The Automatic Sprinkler System Layout PROGRAM DETAIL MANUAL requires passage of a minimum of 50 elements and depending on your abilities 2, 3 or 4 of the 50 required elements might require serious study or even tutoring.

There's a large number of NICET II certificate holders that can't get Level III certification just because they can't pass one or two elements. One of the stumbling blocks is the "advanced hydraulic calculations" element.

The Advanced Hydraulic Calculations is a Level III "core element" which means Level III certification will not be issued until this element is passed. It doesn't matter, you can pass every other single element NICET offers but until you pass this Level III will not be awarded. That's the way NICET works.

I was lucky I found this element easy enough because I started hydraulic calculations in the mid 1970's, before personal computers, when we were doing them by hand. Today our computers do the calculations for us, what used to take an hour or two or three now takes five seconds, which leaves someone new somewhat vulnerable. You are going to have to learn how to do this.

Click on the image to view a typical advanced hydraulic calculation problem. This is not easy for most of us.

15014 ADVANCED HYDRAULIC CALCULATIONS

Understand thoroughly advanced hydraulic calculations as applied to looped and gridded systems, velocity pressures, etc. Perform Hardy-Cross analysis of flow in a simple looped system. (NFPA 13, Layout, Detail and Calculation of Fire Sprinkler Systems)

If you aren't used to doing it I don't think you will be finding it easy.

Another element that stops people, especially those who last did an algebra or trigonometric problem 22 years ago in high school, is "Intermediate Mathematics".

This is a Level I core element and until this is passed NICET will not issue any certification.

11006 INTERMEDIATE MATHEMATICS

Perform mathematical calculations utilizing basic algebra (fundamental laws, algebraic expressions), geometry, and the trigonometric functions of right triangles. (See basic textbooks on algebra and trigonometry)

I would also take exception to the description "trigonometric functions of right triangles". Unless it has been changed over the last few years the trinonometric questions I had involved triangles but they were not right triangles.

I had to take the test three times to obtain Level III certification and a fourth time to obtain Level IV certification. This is pretty well average because you are limited to the number of elements you can take in a single sitting.

For example you are required to have 50 elements for Level III but the maximum number of elements you can take in one sitting is 34. If you miss just one core element you'll end up waiting six months before you take it again.

The first three times I took the exam I seem to remember we started at 8:30 AM, broke for lunch for exactly one hour and finshed up around 3:30 or 4:00 PM. The fourth time I took the exam, this was getting the rest of elements I needed for Level IV, I had most passed and was out of the classroom by noon.

The tests are open book but they are timed.

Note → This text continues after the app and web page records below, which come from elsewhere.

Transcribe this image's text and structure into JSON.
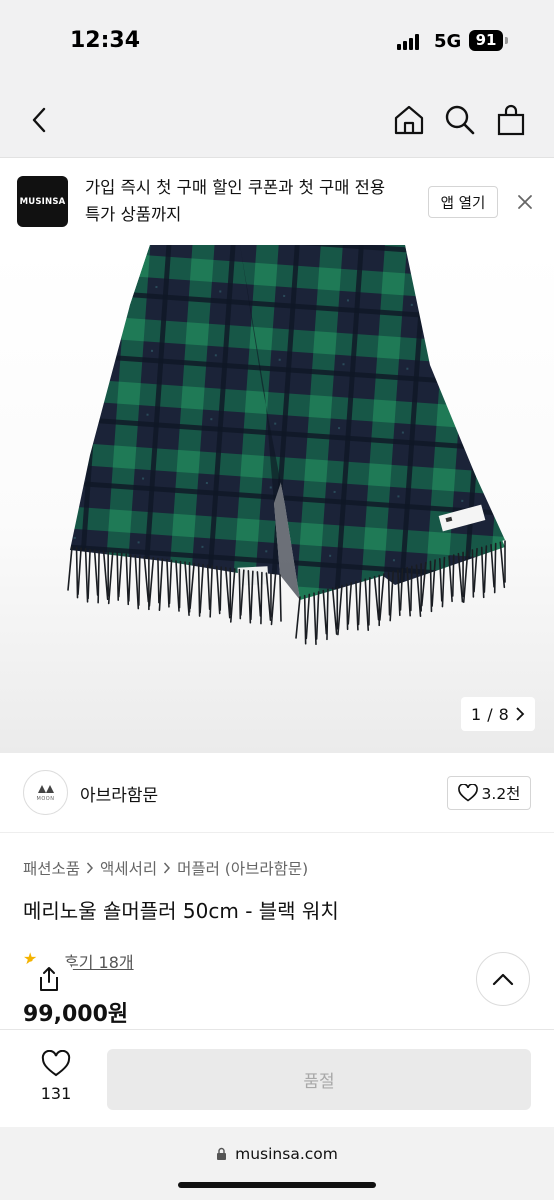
{
  "status_bar": {
    "time": "12:34",
    "network": "5G",
    "battery": "91"
  },
  "nav": {
    "icons": [
      "back-icon",
      "home-icon",
      "search-icon",
      "cart-icon"
    ]
  },
  "app_banner": {
    "logo_text": "MUSINSA",
    "message": "가입 즉시 첫 구매 할인 쿠폰과 첫 구매 전용 특가 상품까지",
    "open_app_label": "앱 열기"
  },
  "gallery": {
    "current": "1",
    "separator": "/",
    "total": "8"
  },
  "brand": {
    "logo_text": "MOON",
    "name": "아브라함문",
    "likes": "3.2천"
  },
  "product": {
    "breadcrumb": [
      "패션소품",
      "액세서리",
      "머플러 (아브라함문)"
    ],
    "title": "메리노울 숄머플러 50cm - 블랙 워치",
    "reviews_label": "후기 18개",
    "price": "99,000원"
  },
  "buy_bar": {
    "wish_count": "131",
    "soldout_label": "품절"
  },
  "browser": {
    "url": "musinsa.com"
  },
  "colors": {
    "scarf_green": "#16614a",
    "scarf_navy": "#1b2338",
    "soldout_bg": "#eaeaea"
  }
}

If you have to look more than one or two questions you will run out of time and won't pass anyway.

Computers and programmable calculators are not allowed.

Government issued photo ID required.

During lunch break people are clustered about the hallway, these tests are given mostly at community colleges by a proctor, furiously looking up answers to questions they remembered. Once your open book material is cleared for use in the classroom it can not be removed until the test is done. For this reason it is wise to have two sets of source material.

And that's the testing procedure, have fun!